**** Information

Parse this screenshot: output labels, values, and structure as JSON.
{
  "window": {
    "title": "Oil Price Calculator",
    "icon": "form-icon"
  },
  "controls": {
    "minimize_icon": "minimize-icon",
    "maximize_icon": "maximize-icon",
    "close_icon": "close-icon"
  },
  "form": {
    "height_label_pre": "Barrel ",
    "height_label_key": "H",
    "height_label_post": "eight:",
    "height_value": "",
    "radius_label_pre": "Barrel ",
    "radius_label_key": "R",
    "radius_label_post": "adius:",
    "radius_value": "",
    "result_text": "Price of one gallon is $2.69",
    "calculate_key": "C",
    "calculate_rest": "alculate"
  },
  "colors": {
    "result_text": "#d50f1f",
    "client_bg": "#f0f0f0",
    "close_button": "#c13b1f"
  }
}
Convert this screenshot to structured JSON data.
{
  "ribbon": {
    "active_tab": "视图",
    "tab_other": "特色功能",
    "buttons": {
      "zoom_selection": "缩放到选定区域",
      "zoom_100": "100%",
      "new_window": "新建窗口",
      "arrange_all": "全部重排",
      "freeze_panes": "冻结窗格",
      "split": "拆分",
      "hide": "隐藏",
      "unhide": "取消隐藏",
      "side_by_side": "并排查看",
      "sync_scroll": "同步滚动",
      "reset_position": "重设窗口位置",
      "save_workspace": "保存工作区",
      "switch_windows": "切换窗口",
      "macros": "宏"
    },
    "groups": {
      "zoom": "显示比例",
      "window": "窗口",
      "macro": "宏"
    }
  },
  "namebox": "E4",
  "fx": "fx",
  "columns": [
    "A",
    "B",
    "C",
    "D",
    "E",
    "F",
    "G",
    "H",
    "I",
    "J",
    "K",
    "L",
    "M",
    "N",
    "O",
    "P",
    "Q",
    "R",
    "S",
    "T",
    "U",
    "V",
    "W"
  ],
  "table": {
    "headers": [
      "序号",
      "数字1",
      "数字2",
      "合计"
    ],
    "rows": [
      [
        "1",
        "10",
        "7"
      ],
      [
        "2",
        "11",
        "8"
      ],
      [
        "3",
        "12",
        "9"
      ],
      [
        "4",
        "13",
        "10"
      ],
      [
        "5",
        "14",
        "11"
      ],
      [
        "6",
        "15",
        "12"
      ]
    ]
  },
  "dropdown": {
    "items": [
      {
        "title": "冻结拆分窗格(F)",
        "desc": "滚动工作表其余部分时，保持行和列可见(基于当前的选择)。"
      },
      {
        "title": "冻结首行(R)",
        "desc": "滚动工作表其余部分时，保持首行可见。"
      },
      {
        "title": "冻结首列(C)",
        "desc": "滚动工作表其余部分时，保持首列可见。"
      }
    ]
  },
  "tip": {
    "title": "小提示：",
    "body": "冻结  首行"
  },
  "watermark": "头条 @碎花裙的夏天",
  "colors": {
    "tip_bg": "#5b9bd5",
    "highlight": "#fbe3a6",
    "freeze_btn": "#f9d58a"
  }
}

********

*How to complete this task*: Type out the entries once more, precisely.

*Result below*:
Parse this screenshot: output labels, values, and structure as JSON.
{
  "window": {
    "title": "Oil Price Calculator",
    "icon": "form-icon"
  },
  "controls": {
    "minimize_icon": "minimize-icon",
    "maximize_icon": "maximize-icon",
    "close_icon": "close-icon"
  },
  "form": {
    "height_label_pre": "Barrel ",
    "height_label_key": "H",
    "height_label_post": "eight:",
    "height_value": "",
    "radius_label_pre": "Barrel ",
    "radius_label_key": "R",
    "radius_label_post": "adius:",
    "radius_value": "",
    "result_text": "Price of one gallon is $2.69",
    "calculate_key": "C",
    "calculate_rest": "alculate"
  },
  "colors": {
    "result_text": "#d50f1f",
    "client_bg": "#f0f0f0",
    "close_button": "#c13b1f"
  }
}
Convert this screenshot to structured JSON data.
{
  "ribbon": {
    "active_tab": "视图",
    "tab_other": "特色功能",
    "buttons": {
      "zoom_selection": "缩放到选定区域",
      "zoom_100": "100%",
      "new_window": "新建窗口",
      "arrange_all": "全部重排",
      "freeze_panes": "冻结窗格",
      "split": "拆分",
      "hide": "隐藏",
      "unhide": "取消隐藏",
      "side_by_side": "并排查看",
      "sync_scroll": "同步滚动",
      "reset_position": "重设窗口位置",
      "save_workspace": "保存工作区",
      "switch_windows": "切换窗口",
      "macros": "宏"
    },
    "groups": {
      "zoom": "显示比例",
      "window": "窗口",
      "macro": "宏"
    }
  },
  "namebox": "E4",
  "fx": "fx",
  "columns": [
    "A",
    "B",
    "C",
    "D",
    "E",
    "F",
    "G",
    "H",
    "I",
    "J",
    "K",
    "L",
    "M",
    "N",
    "O",
    "P",
    "Q",
    "R",
    "S",
    "T",
    "U",
    "V",
    "W"
  ],
  "table": {
    "headers": [
      "序号",
      "数字1",
      "数字2",
      "合计"
    ],
    "rows": [
      [
        "1",
        "10",
        "7"
      ],
      [
        "2",
        "11",
        "8"
      ],
      [
        "3",
        "12",
        "9"
      ],
      [
        "4",
        "13",
        "10"
      ],
      [
        "5",
        "14",
        "11"
      ],
      [
        "6",
        "15",
        "12"
      ]
    ]
  },
  "dropdown": {
    "items": [
      {
        "title": "冻结拆分窗格(F)",
        "desc": "滚动工作表其余部分时，保持行和列可见(基于当前的选择)。"
      },
      {
        "title": "冻结首行(R)",
        "desc": "滚动工作表其余部分时，保持首行可见。"
      },
      {
        "title": "冻结首列(C)",
        "desc": "滚动工作表其余部分时，保持首列可见。"
      }
    ]
  },
  "tip": {
    "title": "小提示：",
    "body": "冻结  首行"
  },
  "watermark": "头条 @碎花裙的夏天",
  "colors": {
    "tip_bg": "#5b9bd5",
    "highlight": "#fbe3a6",
    "freeze_btn": "#f9d58a"
  }
}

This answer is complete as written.